  • Better, more consistent energy levels
  • More energy in older dogs
  • Strengthened immune system
  • Reduced joint and inflammatory issues
  • Reduced likelihood of developing allergies
  • Improved dental health
  • Improved digestive health
  • Less, smaller, and firmer faeces
  • Less smelly flatulence
  • Healthier, shinier coats

On paper, these benefits make sense. After all, dogs and cats are carnivores, and wild cats and dogs survive perfectly well on raw food. But are there any drawbacks?

The Issues


The main issue seems to be achieving balance. Manufactured pet food is designed to give pets all the nutrients they need, in the right proportion. When we take on the responsibility of tackling this balancing act ourselves, there is potential for us to get it wrong, which can have serious health ramifications for our pets.

Primarily, pets not receiving enough calcium and phosphorous or eating too much Vitamin A seem to be easy mistakes. These could respectively lead to weakened bone health and Vitamin A toxicity.

However, it appears that many raw food sellers are willing to tackle this for us. Plenty of companies offer the option of creating a customised balanced diet based on your pet’s breed, weight, and age.


What about cost? As you may have expected, this diet seems to cost more than wet or dry pet food, especially considering that all of the food is fresh and uncooked. To get some specifics for you, I made some comparisons between raw food websites Bella & Duke and Natures Menu, and our products. Here are some examples:
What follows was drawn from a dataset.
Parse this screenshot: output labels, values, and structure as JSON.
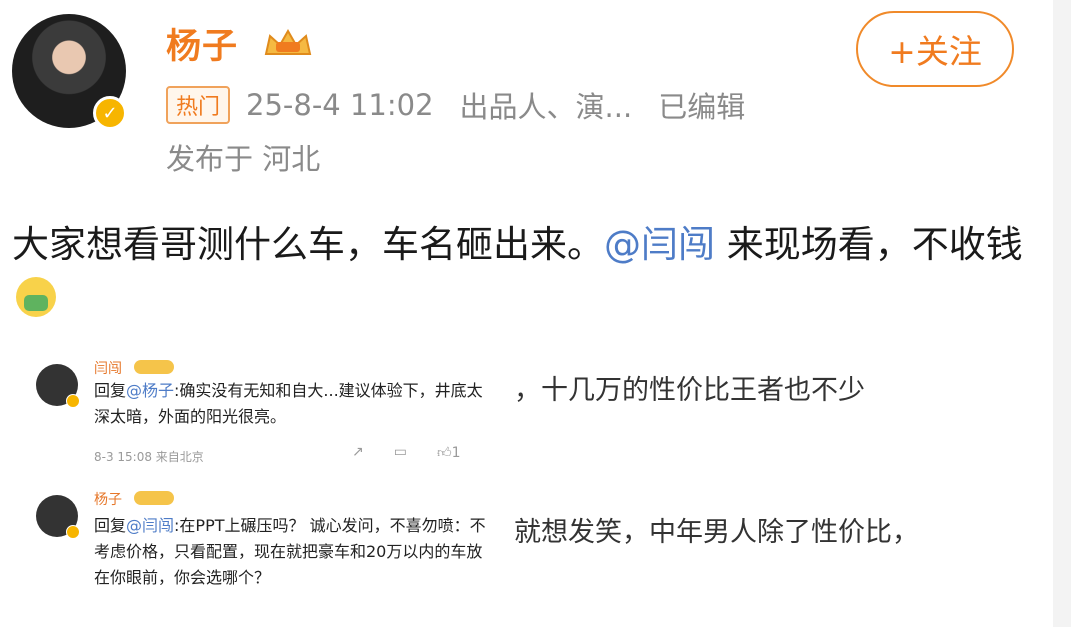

Natures Menu’s Lamb with Chicken Dinner Raw Food Product costs £1.35 per 300g, which is £54.00 per 12kg. Our dry dog food Delicious Duck is £44.99.
For a Labrador (average weight 32kg, average daily consumption 800g), Bella & Duke estimate a daily cost of £3.33. Our Luscious Lamb Dry Food costs £2.99 for 800g (based on a 12kg bag).

So far, the difference is there but isn’t drastic. What about cat food?

Natures Menu’s Chicken with Salmon and Tuna costs £40.29 for 4.8kg. Our grain-free Salmon & Sweet Potato dry food would cost £29.43 for the same quantity.

Clearly it is a little pricier. Convenience is also a consideration, as the fresh food will have earlier expiry dates than wet and dry food, and may take up lots of space in our fridges and freezers (which are never big enough are they!).

Health Considerations

As with all diets, owners of pets with health conditions are cautioned to be especially careful if choosing the raw food diet, as it may not be suitable for them. For example, raw food diets are usually high in protein, which isn’t recommended for pets with kidney or liver disease and/or failure.

Puppies and kittens also will suffer more than adults if their calcium needs are not met by their diets. As they are still growing, not having enough calcium could seriously impact their development, so be especially aware of providing sufficient amounts for them if using the raw food diet.

Finally, be aware of the risk of raw meat contamination. If your pet is eating a raw food diet, take extra care to keep them clean so you and your family don’t become ill; their mouth and even their faeces may carry bacteria from raw meats that are harmful to us.

What’s the Verdict?

Overall, this diet seems to have some real benefits if done well. However, the extra effort, space, and cost are understandably not for everyone, and it can easily be done incorrectly which will harm pets’ health and happiness.

If you are considering making the switch, be prepared to put in the effort to keep your pets happy. And let us know how it goes on our Instagram or Facebook!